  • Ron Shirtz

    Just received issue #1 of the Flying She Devils, and can’t understand all the hoopla about Atomic Robo’s amazement over discovering the women. As stated by others, it fits in the cultural expectations of the time period. That’s what I love about the series, is the background authentically reflects not only the hardware but the social mores. Those who complain are must be the same ilk of those who wring their hands over Huckleberry Finn and clamor to have it banned.

    BTW, I’ve been racking my brain and scouring the internet trying to ID that parked single engine mono-wing float plane that appears in the latter part of the story. I’m 90% sure that’s a Loening. Just can’t determine the exact model. Am I right?

  • Scott!

    It is indeed a Loening. It’s a mash-up of several models and I didn’t feel like drawing a biplane so WA-BAM!! through the magic of comic books I turned it into a monoplane.

  • Ethan

    How early is Robo’s existence publicized and to what extent?  To me it’s more interesting that the She-Devils aren’t more taken aback by the atomic-powered pilot robot.  Keep up the great story and artwork!

  • http://www.nuklearpower.com Brian!

    Robo was revealed to the world in September of 1923.

    By the time this story happens, in 1951, he’s the kind of guy everyone knows about. We thought about having the She-Devils mirror Robo’s surprise, but as Captain Carter says in #2, “The Pacific is big enough [for all kinds of crazy shit],” so we figured they’d been out there long enough to take odd events in stride.

  • http://www.facebook.com/kyle.thoreau Kyle Thoreau

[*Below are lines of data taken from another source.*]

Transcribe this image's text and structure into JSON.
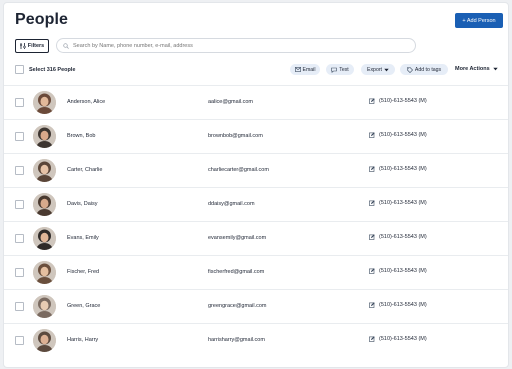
{
  "page": {
    "title": "People"
  },
  "header": {
    "add_person_label": "+ Add Person"
  },
  "filters": {
    "label": "Filters"
  },
  "search": {
    "placeholder": "Search by Name, phone number, e-mail, address"
  },
  "toolbar": {
    "select_all_label": "Select 316 People",
    "email_label": "Email",
    "text_label": "Text",
    "export_label": "Export",
    "add_tags_label": "Add to tags",
    "more_actions_label": "More Actions"
  },
  "people": [
    {
      "name": "Anderson, Alice",
      "email": "aalice@gmail.com",
      "phone": "(510)-613-5543 (M)"
    },
    {
      "name": "Brown, Bob",
      "email": "brownbob@gmail.com",
      "phone": "(510)-613-5543 (M)"
    },
    {
      "name": "Carter, Charlie",
      "email": "charliecarter@gmail.com",
      "phone": "(510)-613-5543 (M)"
    },
    {
      "name": "Davis, Daisy",
      "email": "ddaisy@gmail.com",
      "phone": "(510)-613-5543 (M)"
    },
    {
      "name": "Evans, Emily",
      "email": "evansemily@gmail.com",
      "phone": "(510)-613-5543 (M)"
    },
    {
      "name": "Fischer, Fred",
      "email": "fischerfred@gmail.com",
      "phone": "(510)-613-5543 (M)"
    },
    {
      "name": "Green, Grace",
      "email": "greengrace@gmail.com",
      "phone": "(510)-613-5543 (M)"
    },
    {
      "name": "Harris, Harry",
      "email": "harrisharry@gmail.com",
      "phone": "(510)-613-5543 (M)"
    }
  ],
  "colors": {
    "primary": "#1a5fb4",
    "pill_bg": "#e6edf7",
    "text": "#1d2433"
  }
}
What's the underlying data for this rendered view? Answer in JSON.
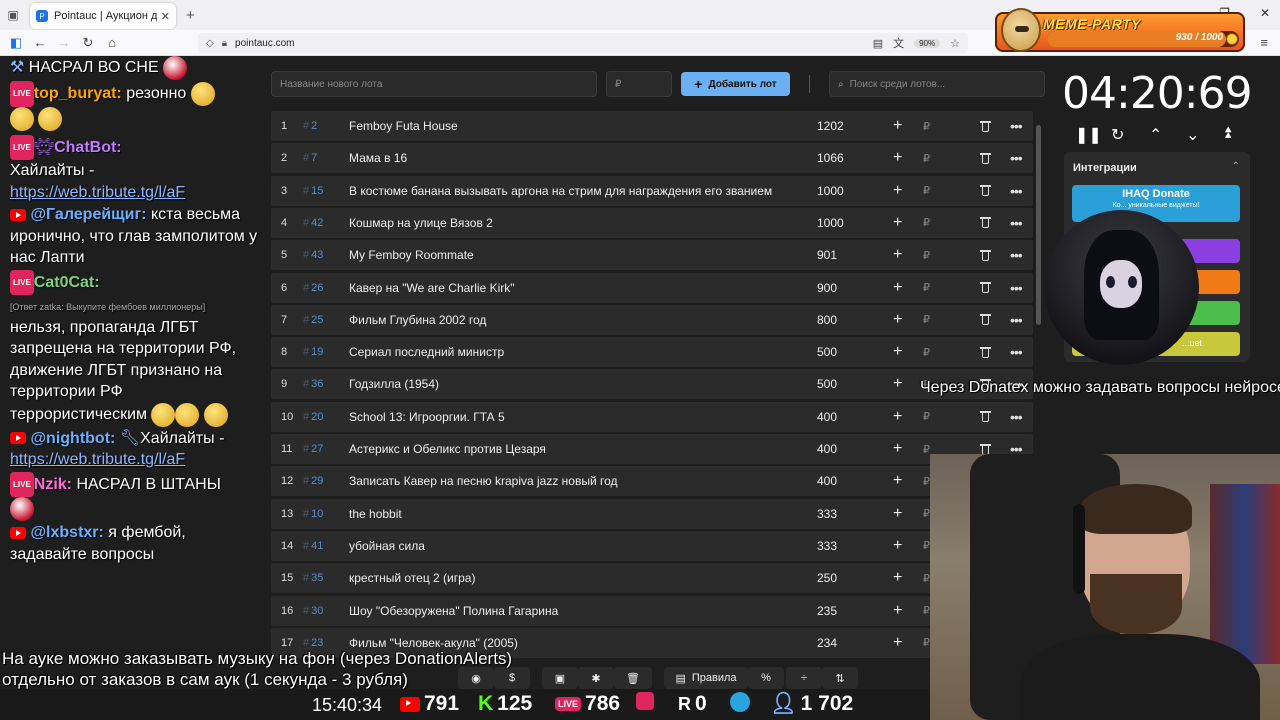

    ignore the complaints- so far this book has some of the best female characters in comics. My girlfriend who hates comics for the misogny and sexism LOVED this issue (mind you she loves Robo already this just reaffirmed her love)

    for me I’m just saddened this might be the only time we see these characters

  • http://www.nuklearpower.com Brian!

    Enjoy ‘em while you can!

    There’s room for a few stories about the She-Devils from before they showed up, but I’m not sure if it’d be more interesting to tell them or simply to imply them. I tend to learn toward the latter.

  • Scott!

    I feel that sadness about every set of characters we great for Robo. :)

    It’s a good sad though. I guess.